══ Information provided ══

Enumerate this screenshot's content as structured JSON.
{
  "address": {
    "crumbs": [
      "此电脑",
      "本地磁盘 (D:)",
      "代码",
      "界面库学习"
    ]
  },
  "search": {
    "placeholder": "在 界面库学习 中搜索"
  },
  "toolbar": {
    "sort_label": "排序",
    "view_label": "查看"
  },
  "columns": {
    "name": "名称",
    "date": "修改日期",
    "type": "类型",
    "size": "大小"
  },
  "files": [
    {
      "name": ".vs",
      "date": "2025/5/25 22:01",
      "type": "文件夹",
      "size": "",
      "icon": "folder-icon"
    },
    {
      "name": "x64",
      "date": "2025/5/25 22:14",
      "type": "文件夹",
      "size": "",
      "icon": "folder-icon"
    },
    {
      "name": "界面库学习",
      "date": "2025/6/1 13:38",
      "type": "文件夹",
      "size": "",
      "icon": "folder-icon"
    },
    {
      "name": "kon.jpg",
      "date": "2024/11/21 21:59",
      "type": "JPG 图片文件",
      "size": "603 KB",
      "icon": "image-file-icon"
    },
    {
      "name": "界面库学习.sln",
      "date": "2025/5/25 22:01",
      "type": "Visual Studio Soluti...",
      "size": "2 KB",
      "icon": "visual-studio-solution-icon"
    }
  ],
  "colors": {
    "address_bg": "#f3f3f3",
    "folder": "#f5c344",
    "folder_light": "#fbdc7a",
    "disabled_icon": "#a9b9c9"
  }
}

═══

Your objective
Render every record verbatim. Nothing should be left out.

Task output
Enumerate this screenshot's content as structured JSON.
{
  "address": {
    "crumbs": [
      "此电脑",
      "本地磁盘 (D:)",
      "代码",
      "界面库学习"
    ]
  },
  "search": {
    "placeholder": "在 界面库学习 中搜索"
  },
  "toolbar": {
    "sort_label": "排序",
    "view_label": "查看"
  },
  "columns": {
    "name": "名称",
    "date": "修改日期",
    "type": "类型",
    "size": "大小"
  },
  "files": [
    {
      "name": ".vs",
      "date": "2025/5/25 22:01",
      "type": "文件夹",
      "size": "",
      "icon": "folder-icon"
    },
    {
      "name": "x64",
      "date": "2025/5/25 22:14",
      "type": "文件夹",
      "size": "",
      "icon": "folder-icon"
    },
    {
      "name": "界面库学习",
      "date": "2025/6/1 13:38",
      "type": "文件夹",
      "size": "",
      "icon": "folder-icon"
    },
    {
      "name": "kon.jpg",
      "date": "2024/11/21 21:59",
      "type": "JPG 图片文件",
      "size": "603 KB",
      "icon": "image-file-icon"
    },
    {
      "name": "界面库学习.sln",
      "date": "2025/5/25 22:01",
      "type": "Visual Studio Soluti...",
      "size": "2 KB",
      "icon": "visual-studio-solution-icon"
    }
  ],
  "colors": {
    "address_bg": "#f3f3f3",
    "folder": "#f5c344",
    "folder_light": "#fbdc7a",
    "disabled_icon": "#a9b9c9"
  }
}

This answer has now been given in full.